    1 out of 1 people found this review helpful.

    Was this review helpful? Yes  No   Report this review
  • Anonymous

    Posted October 1, 2010

    Blind Faith: Remastered and Longer, But Better?

    Now often overlooked, Blind Faith was Eric Clapton's first move after Cream imploded at the end of 1968. Joining forces with the multi-talented Steve Winwood, who has just left Traffic seemed like an unbeatable idea, and the addition of drummer extraordinaire Ginger Baker and bassist Rick Grech made Blind Faith seem like a ''can't miss'' project. Six months later it was over. Rushed into the studio my greedy and insensitive managers and then sent on a long and chaotic tour, Blind Faith never had a chance to gel as a band. After one promising album, the group broke up. Judged a disappointment at the time Blind Faith's one and only album has some very fine moments. Clapton had yet to develop the confidence needed to be a convincing lead vocalist, so he deferred to Winwood, who was at his peak as a singer. Clapton's guitar work is simply magnificent, as he is already maturing beyond his work with Cream and pointing towards his renaissance with Derek & the Dominoes that began a year later. Polydor has remastered ''Blind Faith'' using state-of-the-art technology, and reissued it with outtakes and jam sessions from the original 1969 recording sessions. The original album is a revelation; the sound as crisp and full as is imaginable. The clarity is astounding, and even if you think you know every note of this album, you will be pleasantly surprised by what you hear on this new version. Songs like Winwood's ''Can't Find My Way Home'' and ''Sea of Joy,'' and Clapton's ''Presence of the Lord'' have aged very well and sound better than ever. The outtakes are a mixed lot. A couple have appeared on Clapton and Winwood's anthologies, and several others have circulated for years on bootlegs, albeit with inferior sound. These tracks are interesting but not essential. The jams, alas, are largely a waste. Playing riffs for ten or fifteen minutes while waiting for a musical idea that's worth keeping is not my idea of fun for the listener. These tracks are not even built around a reliable and basic format like 12-bar blues. There are some fiery moments - how could there not be with these musicians - but, like the three CD ''Layla'' box a decade ago, most of the unreleased material is disappointing. Still, fans of Clapton, Winwood and their various bands will probably want to own this set. The remastered ''Blind Faith'' is a gem, and stakes a viable claim for the album as one of the best of its era.

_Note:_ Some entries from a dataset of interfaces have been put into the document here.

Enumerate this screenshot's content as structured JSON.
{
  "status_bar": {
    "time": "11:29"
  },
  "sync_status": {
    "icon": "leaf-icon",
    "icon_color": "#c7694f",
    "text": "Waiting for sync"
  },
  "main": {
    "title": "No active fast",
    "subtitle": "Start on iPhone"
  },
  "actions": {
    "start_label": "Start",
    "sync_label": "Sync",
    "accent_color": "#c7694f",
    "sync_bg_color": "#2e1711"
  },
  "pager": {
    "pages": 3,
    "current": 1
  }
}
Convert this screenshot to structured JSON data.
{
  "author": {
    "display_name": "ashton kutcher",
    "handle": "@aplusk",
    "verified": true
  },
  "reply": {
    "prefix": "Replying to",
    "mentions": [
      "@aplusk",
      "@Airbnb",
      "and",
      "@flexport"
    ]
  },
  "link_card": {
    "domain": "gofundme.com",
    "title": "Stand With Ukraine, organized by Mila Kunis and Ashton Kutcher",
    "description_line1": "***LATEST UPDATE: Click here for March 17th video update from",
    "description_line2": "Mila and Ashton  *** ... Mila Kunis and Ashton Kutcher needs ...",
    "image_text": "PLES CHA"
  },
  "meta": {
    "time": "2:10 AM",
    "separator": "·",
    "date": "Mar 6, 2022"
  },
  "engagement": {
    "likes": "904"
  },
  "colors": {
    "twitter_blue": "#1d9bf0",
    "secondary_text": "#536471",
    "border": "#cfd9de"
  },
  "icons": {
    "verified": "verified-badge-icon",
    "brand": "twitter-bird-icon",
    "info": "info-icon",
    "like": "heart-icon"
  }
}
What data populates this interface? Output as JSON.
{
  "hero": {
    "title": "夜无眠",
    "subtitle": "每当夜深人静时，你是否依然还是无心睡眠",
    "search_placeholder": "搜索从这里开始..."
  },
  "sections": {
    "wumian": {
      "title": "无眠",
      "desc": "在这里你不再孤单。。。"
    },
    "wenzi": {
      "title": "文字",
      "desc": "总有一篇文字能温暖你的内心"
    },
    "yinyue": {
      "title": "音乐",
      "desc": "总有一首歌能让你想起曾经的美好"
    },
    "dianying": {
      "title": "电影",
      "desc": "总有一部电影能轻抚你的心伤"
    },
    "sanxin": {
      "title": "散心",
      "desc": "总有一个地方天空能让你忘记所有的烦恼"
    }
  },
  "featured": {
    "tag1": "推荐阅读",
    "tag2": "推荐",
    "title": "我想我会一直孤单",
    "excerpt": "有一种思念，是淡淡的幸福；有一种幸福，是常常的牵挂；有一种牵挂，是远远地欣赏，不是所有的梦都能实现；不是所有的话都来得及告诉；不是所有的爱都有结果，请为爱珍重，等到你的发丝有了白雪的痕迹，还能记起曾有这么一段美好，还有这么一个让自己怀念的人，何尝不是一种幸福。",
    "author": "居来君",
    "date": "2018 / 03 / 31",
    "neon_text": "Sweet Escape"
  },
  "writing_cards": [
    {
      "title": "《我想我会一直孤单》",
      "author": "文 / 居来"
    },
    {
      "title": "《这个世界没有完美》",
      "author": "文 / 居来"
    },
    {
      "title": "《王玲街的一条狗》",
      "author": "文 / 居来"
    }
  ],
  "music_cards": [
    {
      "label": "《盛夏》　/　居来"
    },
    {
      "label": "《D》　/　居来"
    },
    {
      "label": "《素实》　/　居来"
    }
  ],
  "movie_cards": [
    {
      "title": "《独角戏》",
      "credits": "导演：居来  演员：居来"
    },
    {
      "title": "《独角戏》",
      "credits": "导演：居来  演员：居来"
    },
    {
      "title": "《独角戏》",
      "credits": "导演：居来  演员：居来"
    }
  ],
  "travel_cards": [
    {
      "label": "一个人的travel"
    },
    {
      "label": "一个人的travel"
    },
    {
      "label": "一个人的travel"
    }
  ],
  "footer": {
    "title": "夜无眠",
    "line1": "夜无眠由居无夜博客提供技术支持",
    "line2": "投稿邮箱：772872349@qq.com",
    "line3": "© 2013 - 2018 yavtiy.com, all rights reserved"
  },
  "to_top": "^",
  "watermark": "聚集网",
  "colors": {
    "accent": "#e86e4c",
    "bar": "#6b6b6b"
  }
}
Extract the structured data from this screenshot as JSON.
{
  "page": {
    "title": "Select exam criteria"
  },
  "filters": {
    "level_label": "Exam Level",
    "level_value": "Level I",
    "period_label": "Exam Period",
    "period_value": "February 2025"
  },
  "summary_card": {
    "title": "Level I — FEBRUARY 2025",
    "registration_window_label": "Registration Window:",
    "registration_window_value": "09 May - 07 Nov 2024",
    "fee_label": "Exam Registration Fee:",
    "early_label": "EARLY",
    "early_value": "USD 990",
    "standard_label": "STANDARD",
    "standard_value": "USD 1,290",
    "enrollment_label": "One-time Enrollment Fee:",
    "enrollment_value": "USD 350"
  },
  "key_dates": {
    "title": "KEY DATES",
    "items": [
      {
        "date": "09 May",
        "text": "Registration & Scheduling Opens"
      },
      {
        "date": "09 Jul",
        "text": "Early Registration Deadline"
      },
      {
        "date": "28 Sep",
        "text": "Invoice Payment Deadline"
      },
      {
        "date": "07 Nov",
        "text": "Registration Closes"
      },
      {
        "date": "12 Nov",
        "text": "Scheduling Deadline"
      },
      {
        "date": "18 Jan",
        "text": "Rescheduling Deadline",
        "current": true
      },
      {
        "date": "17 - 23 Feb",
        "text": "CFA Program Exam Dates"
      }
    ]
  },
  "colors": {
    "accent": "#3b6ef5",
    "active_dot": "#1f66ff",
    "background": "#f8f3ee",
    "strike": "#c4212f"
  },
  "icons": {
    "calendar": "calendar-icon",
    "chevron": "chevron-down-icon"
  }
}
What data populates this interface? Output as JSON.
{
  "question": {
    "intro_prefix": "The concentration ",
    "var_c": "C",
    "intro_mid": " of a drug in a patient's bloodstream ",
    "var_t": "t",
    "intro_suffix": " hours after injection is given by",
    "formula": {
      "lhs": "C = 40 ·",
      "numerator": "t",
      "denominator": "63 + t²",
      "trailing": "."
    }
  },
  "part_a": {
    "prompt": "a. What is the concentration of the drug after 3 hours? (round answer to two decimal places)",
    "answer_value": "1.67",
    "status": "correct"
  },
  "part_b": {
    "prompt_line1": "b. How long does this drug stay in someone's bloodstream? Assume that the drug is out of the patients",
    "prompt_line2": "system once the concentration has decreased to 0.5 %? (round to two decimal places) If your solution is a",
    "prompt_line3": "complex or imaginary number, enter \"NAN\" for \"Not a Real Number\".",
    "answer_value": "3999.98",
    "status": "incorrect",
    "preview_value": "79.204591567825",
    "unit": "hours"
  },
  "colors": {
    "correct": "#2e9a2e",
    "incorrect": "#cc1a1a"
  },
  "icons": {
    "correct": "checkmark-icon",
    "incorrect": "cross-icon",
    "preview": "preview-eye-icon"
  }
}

    Was this review helpful? Yes  No   Report this review
Sort by: Showing all of 2 Customer Reviews